United States, Maryland
National Institutes of Health Clinical Center, 9000 Rockville Pike
Bethesda, Maryland, United States, 20892
Sponsors and Collaborators
National Institute of Neurological Disorders and Stroke (NINDS)
  More Information

Publications automatically indexed to this study by Identifier (NCT Number):
Responsible Party: Marinos C. Dalakas, M.D./National Institute of Neurological Disorders and Stroke, National Institutes of Health Identifier: NCT00079768     History of Changes
Other Study ID Numbers: 040133
Study First Received: March 12, 2004
Last Updated: June 16, 2010

Keywords provided by National Institutes of Health Clinical Center (CC):
Humanized Monoclonal Antibody
Cytotoxic T Cells
Endomysial T Cells
Monoclonal Antibodies
Anti-CD 52
Inclusion Body Myositis

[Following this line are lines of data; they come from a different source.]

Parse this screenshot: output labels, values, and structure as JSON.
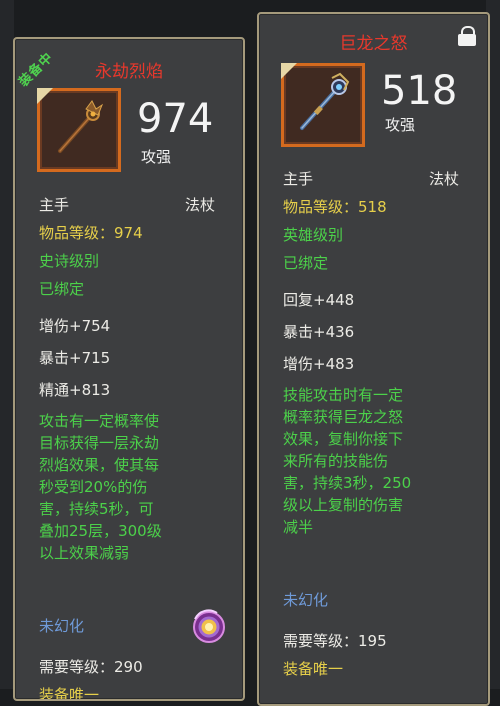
{
  "left_card": {
    "badge": "装备中",
    "title": "永劫烈焰",
    "item_level_value": "974",
    "stat_label": "攻强",
    "slot": "主手",
    "weapon_type": "法杖",
    "item_level_line": "物品等级：974",
    "rarity": "史诗级别",
    "bind": "已绑定",
    "stats": [
      "增伤+754",
      "暴击+715",
      "精通+813"
    ],
    "effect": "攻击有一定概率使\n目标获得一层永劫\n烈焰效果，使其每\n秒受到20%的伤\n害，持续5秒，可\n叠加25层，300级\n以上效果减弱",
    "transmog": "未幻化",
    "required_level": "需要等级：290",
    "unique": "装备唯一"
  },
  "right_card": {
    "title": "巨龙之怒",
    "item_level_value": "518",
    "stat_label": "攻强",
    "slot": "主手",
    "weapon_type": "法杖",
    "item_level_line": "物品等级：518",
    "rarity": "英雄级别",
    "bind": "已绑定",
    "stats": [
      "回复+448",
      "暴击+436",
      "增伤+483"
    ],
    "effect": "技能攻击时有一定\n概率获得巨龙之怒\n效果，复制你接下\n来所有的技能伤\n害，持续3秒，250\n级以上复制的伤害\n减半",
    "transmog": "未幻化",
    "required_level": "需要等级：195",
    "unique": "装备唯一"
  },
  "icons": {
    "left_item": "fire-staff-icon",
    "right_item": "dragon-staff-icon",
    "lock": "lock-icon",
    "transmog_orb": "transmog-orb-icon"
  },
  "colors": {
    "title_red": "#e8382c",
    "rarity_green": "#4cd14a",
    "level_yellow": "#e6cf4a",
    "transmog_blue": "#6f9ad8",
    "frame_orange": "#d46a1e",
    "card_border": "#a59a7c"
  }
}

Additional relevant MeSH terms:
Myositis, Inclusion Body
Muscular Diseases
Musculoskeletal Diseases
Neuromuscular Diseases
Nervous System Diseases
Antibodies, Monoclonal
Immunologic Factors
Physiological Effects of Drugs
Antineoplastic Agents processed this record on April 28, 2017